The IFC Guidelines cover definitions of "family" to an international student and the terms and conditions of being a friendship family. We'll also cover suggested activities for families and students.
Becoming a “friend” to an international student is an opportunity for local families and individuals to learn and share history and culture. It means discovering differences and similarities in values and beliefs, hopes and ambitions. It is an opportunity to revive a family’s own experiences in Kenosha, Racine and Wisconsin and rediscover the value of things often taken for granted. Finally, through the International Friendship group, families, individuals & students can perhaps contribute in a small way to global understanding. Most Friendship members are from the Adventures of Lifelong Learning- (ALL) an organization of active retired citizens.
Unfortunately, the lack of U.S. friends emerges as one of the most critical complaints voiced by international students. Making close friends across cultures can be a challenge. As one noted researcher explains, contact per se does not result in positive attitudes. What is necessary is intimate rather than casual contact. (Hull, 1978).
In intercultural friendships or cross-cultural encounters not only do the parties have a collision and intertwining of cultural differences, but there may be a discrepancy in the definition of friendship itself. Over the last few years, families and students have asked for guidance in cultivating and navigating through their intercultural friendships.

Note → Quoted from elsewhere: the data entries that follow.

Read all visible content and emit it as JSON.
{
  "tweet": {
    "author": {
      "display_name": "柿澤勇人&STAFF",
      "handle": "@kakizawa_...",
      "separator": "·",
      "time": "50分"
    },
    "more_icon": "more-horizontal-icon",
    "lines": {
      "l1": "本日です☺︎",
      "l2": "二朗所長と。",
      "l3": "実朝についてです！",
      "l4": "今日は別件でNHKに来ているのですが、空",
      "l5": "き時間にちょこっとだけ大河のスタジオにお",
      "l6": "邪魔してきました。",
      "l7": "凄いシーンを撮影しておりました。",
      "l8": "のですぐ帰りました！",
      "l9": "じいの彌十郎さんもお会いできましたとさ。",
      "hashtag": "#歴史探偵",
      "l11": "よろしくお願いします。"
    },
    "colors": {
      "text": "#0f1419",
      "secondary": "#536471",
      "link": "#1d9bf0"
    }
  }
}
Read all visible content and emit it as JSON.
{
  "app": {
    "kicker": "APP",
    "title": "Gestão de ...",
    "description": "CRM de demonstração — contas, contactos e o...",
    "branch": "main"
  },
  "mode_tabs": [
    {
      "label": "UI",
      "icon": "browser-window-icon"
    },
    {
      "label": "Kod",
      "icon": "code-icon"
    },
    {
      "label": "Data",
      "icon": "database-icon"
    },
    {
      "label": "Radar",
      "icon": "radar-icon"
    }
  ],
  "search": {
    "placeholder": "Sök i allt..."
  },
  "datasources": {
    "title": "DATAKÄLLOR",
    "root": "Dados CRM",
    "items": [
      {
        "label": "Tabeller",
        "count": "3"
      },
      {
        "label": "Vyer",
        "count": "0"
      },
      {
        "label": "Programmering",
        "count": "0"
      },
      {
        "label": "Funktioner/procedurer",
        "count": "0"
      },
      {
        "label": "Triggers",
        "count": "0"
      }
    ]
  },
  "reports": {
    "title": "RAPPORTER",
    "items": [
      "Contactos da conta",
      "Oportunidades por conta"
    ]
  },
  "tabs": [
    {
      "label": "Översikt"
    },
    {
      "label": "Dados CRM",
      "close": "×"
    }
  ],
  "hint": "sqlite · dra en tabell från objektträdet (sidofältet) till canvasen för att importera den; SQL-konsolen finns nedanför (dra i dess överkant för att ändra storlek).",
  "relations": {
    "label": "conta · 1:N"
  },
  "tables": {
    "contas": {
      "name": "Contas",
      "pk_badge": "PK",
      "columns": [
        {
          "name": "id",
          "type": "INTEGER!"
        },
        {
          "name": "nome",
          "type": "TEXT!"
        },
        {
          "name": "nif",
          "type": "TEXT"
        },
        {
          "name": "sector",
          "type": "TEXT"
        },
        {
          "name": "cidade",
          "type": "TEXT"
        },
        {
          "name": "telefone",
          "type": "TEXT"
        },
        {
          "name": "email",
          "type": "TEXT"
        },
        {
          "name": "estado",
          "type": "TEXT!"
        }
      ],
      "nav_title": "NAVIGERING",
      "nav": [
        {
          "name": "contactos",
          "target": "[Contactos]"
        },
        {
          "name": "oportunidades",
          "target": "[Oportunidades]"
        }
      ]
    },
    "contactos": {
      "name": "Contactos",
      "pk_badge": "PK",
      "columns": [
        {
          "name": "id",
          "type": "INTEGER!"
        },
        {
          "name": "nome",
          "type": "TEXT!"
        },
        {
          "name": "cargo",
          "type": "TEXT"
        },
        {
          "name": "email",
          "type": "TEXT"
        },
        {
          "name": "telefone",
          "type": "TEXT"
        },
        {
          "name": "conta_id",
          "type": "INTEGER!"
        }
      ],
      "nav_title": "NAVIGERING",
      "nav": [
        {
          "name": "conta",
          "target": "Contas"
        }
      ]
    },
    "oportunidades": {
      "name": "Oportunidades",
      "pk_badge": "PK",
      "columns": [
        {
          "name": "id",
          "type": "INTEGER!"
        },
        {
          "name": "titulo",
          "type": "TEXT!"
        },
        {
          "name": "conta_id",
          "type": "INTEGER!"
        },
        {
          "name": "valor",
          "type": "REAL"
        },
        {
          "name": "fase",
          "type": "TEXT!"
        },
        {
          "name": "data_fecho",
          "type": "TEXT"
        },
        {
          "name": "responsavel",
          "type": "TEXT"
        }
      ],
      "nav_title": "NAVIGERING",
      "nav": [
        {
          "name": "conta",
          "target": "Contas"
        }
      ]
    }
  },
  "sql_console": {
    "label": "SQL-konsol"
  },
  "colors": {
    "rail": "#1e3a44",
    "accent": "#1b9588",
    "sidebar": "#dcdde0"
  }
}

Family: US family - Traditional/Non-traditional families.
In American traditional terms, a family refers to a father a mother and their children or a nuclear family. The family is a small group of people not an extended family. Grand-parents, aunts, cousins are considered the “relatives.” More recently, due to changes in American society, a traditional male-dominated family is less evident. There are more households where both parents work and where fathers take care of children & household responsibilities. There are more single parent families where only one parent and teenagers often work outside the home. It’s also common to find couples who are not married, married women having children and ‘blended families” or a man, woman, and both children from previous marriages. (American Ways, by Gary Althen).
Family: Non-US family. In some countries, in addition to a nuclear family, grandparents, aunts, uncles, cousins and others are also labeled “family”.
Friendship - US: A friend is used “to describe a variety of relationships ranging from short-term superficial ones to long-standing ones to which the persons involved are deeply committed (Matthews, 1986, p. 11). Casual friends or acquaintances are bonded together by sociability and close friends are more intimate and closed to the outside world. Friendship in the U.S. is not formalized, it is voluntaristic, there are no friendship rituals or ceremonies and obligations are ambiguous and merely implied (Bell, 1981, p.12). Also, friendship in the U.S. tends to be more based on different areas of life that are clearly separated and relationships are based on interests.Guidelines Continued...